But tea is Sri Lanka’s biggest single export, bringing in more than US$1.25 billion a year – accounting for about 10 per cent of the country’s export income. Rajapaksa came to power in 2019 promising subsidised foreign fertiliser but did a U-turn, arguing that agrochemicals were poisoning people.

Gunaratne says the country’s Ceylon tea has some of the lowest chemical content of any tea and poses no threat. The tea crop hit a record 160 million kilos in the first half of 2021 thanks to good weather and old fertiliser stocks, but the harvest started falling in July.

Master tea maker Herman Gunaratne at the Virgin White tea plantation in Ahangama, Sri Lanka. He fears the worst for the Sri Lankan tea industry. Photo: AFP

Sanath Gurunada, who manages organic and classic tea plantations in Ratnapura, southeast of Colombo, said that if the ban continues “the crop will start to crash by October and we will see exports seriously affected by November or December”.

He said his plantation maintained an organic section for tourism, but it was not viable. Organic tea costs 10 times more to produce and the market is limited, Gurunada added.

W.A. Wijewardena, a former central bank deputy governor and economic analyst, called the organic project “a dream with unimaginable social, political and economic costs”.

A labourer works at a tea plantation in Ratnapura.
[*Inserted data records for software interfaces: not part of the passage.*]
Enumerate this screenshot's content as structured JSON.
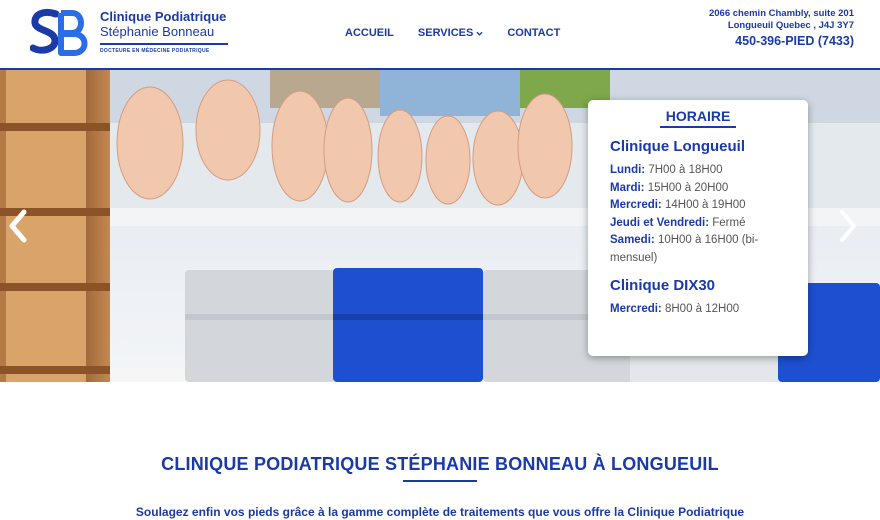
{
  "header": {
    "brand_name": "Clinique Podiatrique",
    "brand_person": "Stéphanie Bonneau",
    "brand_tagline": "DOCTEURE EN MÉDECINE PODIATRIQUE",
    "nav": [
      {
        "label": "ACCUEIL"
      },
      {
        "label": "SERVICES"
      },
      {
        "label": "CONTACT"
      }
    ],
    "address_line1": "2066 chemin Chambly, suite 201",
    "address_line2": "Longueuil Quebec , J4J 3Y7",
    "phone": "450-396-PIED (7433)"
  },
  "hero": {
    "schedule": {
      "title": "HORAIRE",
      "clinic1": {
        "name": "Clinique Longueuil",
        "hours": [
          {
            "day": "Lundi:",
            "time": " 7H00 à 18H00"
          },
          {
            "day": "Mardi:",
            "time": " 15H00 à 20H00"
          },
          {
            "day": "Mercredi:",
            "time": " 14H00 à 19H00"
          },
          {
            "day": "Jeudi et Vendredi:",
            "time": " Fermé"
          },
          {
            "day": "Samedi:",
            "time": " 10H00 à 16H00 (bi-"
          },
          {
            "day": "",
            "time": "mensuel)"
          }
        ]
      },
      "clinic2": {
        "name": "Clinique DIX30",
        "hours": [
          {
            "day": "Mercredi:",
            "time": " 8H00 à 12H00"
          }
        ]
      }
    }
  },
  "content": {
    "title": "CLINIQUE PODIATRIQUE STÉPHANIE BONNEAU À LONGUEUIL",
    "intro": "Soulagez enfin vos pieds grâce à la gamme complète de traitements que vous offre la Clinique Podiatrique"
  },
  "colors": {
    "brand_blue": "#1a3aa8",
    "chair_blue": "#1d4fd0"
  }
}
Photo: AFP

He said Sri Lanka’s food security had been compromised and that without foreign currency it is “worsening day by day”.

Experts say the problem for rice is also acute, while vegetable growers are staging near daily protests over reduced harvests and pest-affected crops. “If we go completely organic, we will lose 50 per cent of the crop, [but] we are not going to get 50 per cent higher prices,” Gunaratne said.

Tea plantation owners say that on top of the loss of earnings, a crop failure would cause huge unemployment, as tea leaves are still picked by hand. “With the collapse of tea, the jobs of three million people will be in jeopardy,” the Tea Factory Owners Association said.

A tea plantation worker in Ratnapura. Photo: AFP

Plantations minister Ramesh Pathirana said the government hoped to provide organic compost in place of chemical fertilisers. “Our government is committed to providing something good for the tea industry, fertiliser-wise,” he said.

Farmers say Sri Lanka’s exports of cinnamon and pepper will also be affected by the organic drive. Sri Lanka supplies 85 per cent of the global market for Ceylon Cinnamon, one of the two leading types of the spice, according to United Nations figures.

Still, Rajapaksa remains wedded to his course, telling a recent UN summit that he was confident his organic initiative will ensure “greater food security and nutrition” for Sri Lankans.